Poor engine idle, stalling and poor driveability can be caused by an inoperative canister purge solenoid, a damaged canister or split, damaged or improperly connected hoses.
The most common symptom of problems in this system is fuel odors coming from under the hood. If there is no liquid fuel leak, check for a cracked or damaged vapor canister, inoperative or always open canister control valve, disconnected, misrouted, kinked or damaged vapor pipe or canister hoses; or a damaged air cleaner or improperly seated air cleaner gasket.
Removal & Installation
Evaporative Emission Canister
- Raise and safely support the vehicle.
- Remove the left (driver's side) rear tire assembly.
- Remove the left rear wheel hose liner (inner fender).
- Tag for identification the multiple hoses and disconnect the hoses from the canister.
- Loosen the latch and/or retaining screw(s) on the canister bracket.
- Remove the canister from the vehicle.

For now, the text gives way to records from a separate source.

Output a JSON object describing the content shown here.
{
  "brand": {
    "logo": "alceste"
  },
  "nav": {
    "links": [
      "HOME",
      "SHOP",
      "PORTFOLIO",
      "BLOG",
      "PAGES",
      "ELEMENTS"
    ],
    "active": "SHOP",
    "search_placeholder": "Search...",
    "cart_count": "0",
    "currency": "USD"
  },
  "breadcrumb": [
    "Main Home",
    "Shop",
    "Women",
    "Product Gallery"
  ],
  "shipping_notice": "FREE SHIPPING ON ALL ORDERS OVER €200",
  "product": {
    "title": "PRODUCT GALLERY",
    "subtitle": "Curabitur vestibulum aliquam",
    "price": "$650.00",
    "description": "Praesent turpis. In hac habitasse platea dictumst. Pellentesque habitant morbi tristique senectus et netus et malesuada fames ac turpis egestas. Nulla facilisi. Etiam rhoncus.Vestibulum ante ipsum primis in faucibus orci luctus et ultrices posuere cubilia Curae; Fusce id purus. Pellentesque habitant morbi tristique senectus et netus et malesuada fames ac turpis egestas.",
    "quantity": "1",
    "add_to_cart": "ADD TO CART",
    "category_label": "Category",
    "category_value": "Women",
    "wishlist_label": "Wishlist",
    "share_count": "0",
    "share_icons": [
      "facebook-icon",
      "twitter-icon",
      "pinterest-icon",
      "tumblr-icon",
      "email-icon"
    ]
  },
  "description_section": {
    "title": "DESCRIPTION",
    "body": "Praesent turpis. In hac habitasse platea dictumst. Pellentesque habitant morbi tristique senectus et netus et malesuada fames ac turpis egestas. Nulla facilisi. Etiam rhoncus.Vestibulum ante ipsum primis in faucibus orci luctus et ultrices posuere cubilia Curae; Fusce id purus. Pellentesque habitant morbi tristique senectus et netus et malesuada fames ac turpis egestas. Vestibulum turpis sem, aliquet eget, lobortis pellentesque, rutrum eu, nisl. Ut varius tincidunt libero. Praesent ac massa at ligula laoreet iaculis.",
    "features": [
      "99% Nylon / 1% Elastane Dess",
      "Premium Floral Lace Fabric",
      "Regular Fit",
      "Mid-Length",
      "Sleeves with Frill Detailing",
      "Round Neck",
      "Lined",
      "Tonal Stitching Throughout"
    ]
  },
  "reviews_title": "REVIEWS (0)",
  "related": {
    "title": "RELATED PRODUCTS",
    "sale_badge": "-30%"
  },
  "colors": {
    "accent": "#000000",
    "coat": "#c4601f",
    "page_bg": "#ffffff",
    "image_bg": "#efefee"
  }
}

- Installation is the reverse of the removal procedure, taking care to connect the hoses properly, referencing the identification tags made at removal. If necessary, refer to the Vehicle Emission Control Information (VECI) label, located in the engine compartment, for proper routing of the vacuum hoses.
The EVAP and Enhanced EVAP system monitor is incorporated in the OBD-II engine control system. A pressure sensor is mounted on the fuel tank which measures pressure inside the tank, and a purge flow sensor measures the flow of the gases from the canister into the engine. The vent valve for the canister is now controlled by the PCM. It performs the same functions as the purge valve, however it looks slightly different. A canister vent solenoid is mounted on the canister, taking the place of the vent cap, providing a source of fresh air to the canister.
The PCM can store trouble codes for EVAP system performance, a list of the codes is provided later in this section.
As part of the OBD-II diagnostic system, a test port is installed in the purge line connecting the purge solenoid to the canister. This test port is used to connect a special tester that pressurizes the EVAP system and measure the leakage rate. This tool is very expensive and requires training to operate or you could do damage to the vehicle, however, many professional shops have this device. If you suspect a leak in your EVAP system, you may want to consult a professional shop about performing this test on your car.
A visual inspection is one of the best checks of a EVAP or Enhanced EVAP system operation.
Check for the following conditions:
- Poor connection at the PCM. Inspect the PCM harness connectors for backed out terminals, improper or loose connections, broken clips or locks, damaged or corroded terminals, and poor terminal to wire connection.
- Inspect the wiring harness for damage.
- Inspect for incorrect purge or vacuum source line routing.
- Visually check the canister for cracks or damage.
- If fuel is leaking from the bottom of the canister, replace canister and check for proper hose routing.
- If so equipped, check the filter at the bottom of the canister. If dirty, replace the filter.
The evaporative canister is not a serviceable unit. If found to be defective, replace the entire unit. On all of these vehicles, the EVAP canister is located in the wheel well behind the driver's side rear wheel. The canister and valve can be serviced only by replacement. For further information, please see Section 4.